Task prompt -
Copy out each line in the listing below where the word "window" appears.

──────────────────────────────

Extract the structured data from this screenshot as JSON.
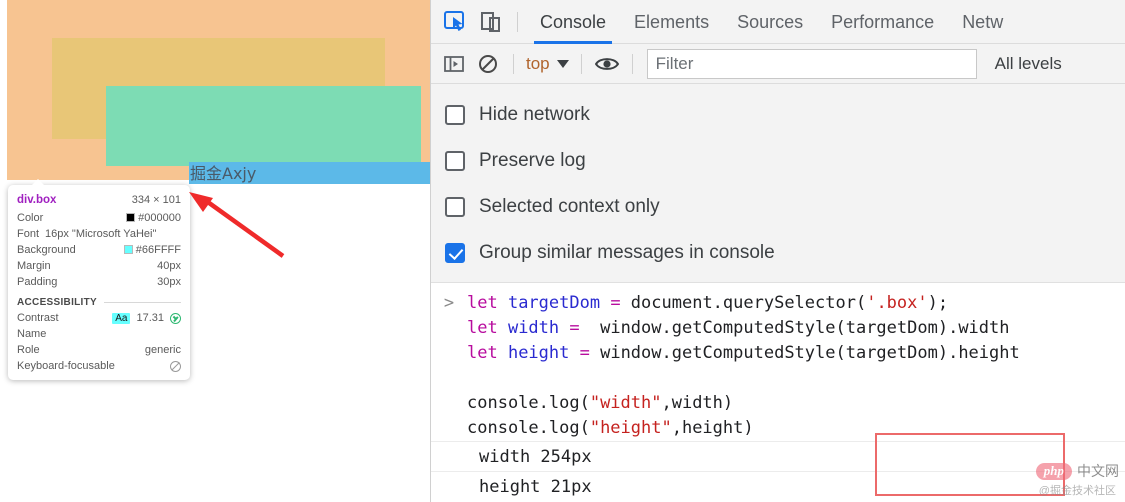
{
  "page": {
    "inner_text": "掘金Axjy",
    "overlay": {
      "margin_color": "#f7c491",
      "padding_color": "#e8c677",
      "content_color": "#7ddcb4",
      "inner_color": "#5cb9e8"
    }
  },
  "tooltip": {
    "selector": "div.box",
    "dimensions": "334 × 101",
    "rows": [
      {
        "key": "Color",
        "value": "#000000",
        "swatch": "#000000"
      },
      {
        "key": "Background",
        "value": "#66FFFF",
        "swatch": "#66FFFF"
      },
      {
        "key": "Margin",
        "value": "40px"
      },
      {
        "key": "Padding",
        "value": "30px"
      }
    ],
    "font_key": "Font",
    "font_value": "16px \"Microsoft YaHei\"",
    "accessibility": {
      "heading": "ACCESSIBILITY",
      "contrast_key": "Contrast",
      "contrast_chip": "Aa",
      "contrast_value": "17.31",
      "name_key": "Name",
      "name_value": "",
      "role_key": "Role",
      "role_value": "generic",
      "focusable_key": "Keyboard-focusable",
      "focusable_value": ""
    }
  },
  "devtools": {
    "tabs": [
      {
        "label": "Console",
        "active": true
      },
      {
        "label": "Elements",
        "active": false
      },
      {
        "label": "Sources",
        "active": false
      },
      {
        "label": "Performance",
        "active": false
      },
      {
        "label": "Netw",
        "active": false
      }
    ],
    "icons": {
      "inspect": "inspect-element-icon",
      "device": "device-toolbar-icon",
      "sidebar": "console-sidebar-icon",
      "clear": "clear-console-icon",
      "eye": "live-expression-icon"
    },
    "filterbar": {
      "context": "top",
      "filter_placeholder": "Filter",
      "filter_value": "",
      "levels": "All levels"
    },
    "settings": [
      {
        "label": "Hide network",
        "checked": false
      },
      {
        "label": "Preserve log",
        "checked": false
      },
      {
        "label": "Selected context only",
        "checked": false
      },
      {
        "label": "Group similar messages in console",
        "checked": true
      }
    ],
    "console": {
      "prompt": ">",
      "code_lines": [
        [
          {
            "t": "let ",
            "c": "k-let"
          },
          {
            "t": "targetDom",
            "c": "k-var"
          },
          {
            "t": " = ",
            "c": "k-eq"
          },
          {
            "t": "document.querySelector(",
            "c": "k-plain"
          },
          {
            "t": "'.box'",
            "c": "k-str"
          },
          {
            "t": ");",
            "c": "k-plain"
          }
        ],
        [
          {
            "t": "let ",
            "c": "k-let"
          },
          {
            "t": "width",
            "c": "k-var"
          },
          {
            "t": " = ",
            "c": "k-eq"
          },
          {
            "t": " window.getComputedStyle(targetDom).width",
            "c": "k-plain"
          }
        ],
        [
          {
            "t": "let ",
            "c": "k-let"
          },
          {
            "t": "height",
            "c": "k-var"
          },
          {
            "t": " = ",
            "c": "k-eq"
          },
          {
            "t": "window.getComputedStyle(targetDom).height",
            "c": "k-plain"
          }
        ],
        [],
        [
          {
            "t": "console.log(",
            "c": "k-plain"
          },
          {
            "t": "\"width\"",
            "c": "k-str"
          },
          {
            "t": ",width)",
            "c": "k-plain"
          }
        ],
        [
          {
            "t": "console.log(",
            "c": "k-plain"
          },
          {
            "t": "\"height\"",
            "c": "k-str"
          },
          {
            "t": ",height)",
            "c": "k-plain"
          }
        ]
      ],
      "outputs": [
        "width 254px",
        "height 21px"
      ],
      "highlight_color": "#ec6a6a"
    }
  },
  "watermark": {
    "badge": "php",
    "site": "中文网",
    "source": "@掘金技术社区"
  }
}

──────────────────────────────

Task answer -
            "t": " window.getComputedStyle(targetDom).width",
            "t": "window.getComputedStyle(targetDom).height",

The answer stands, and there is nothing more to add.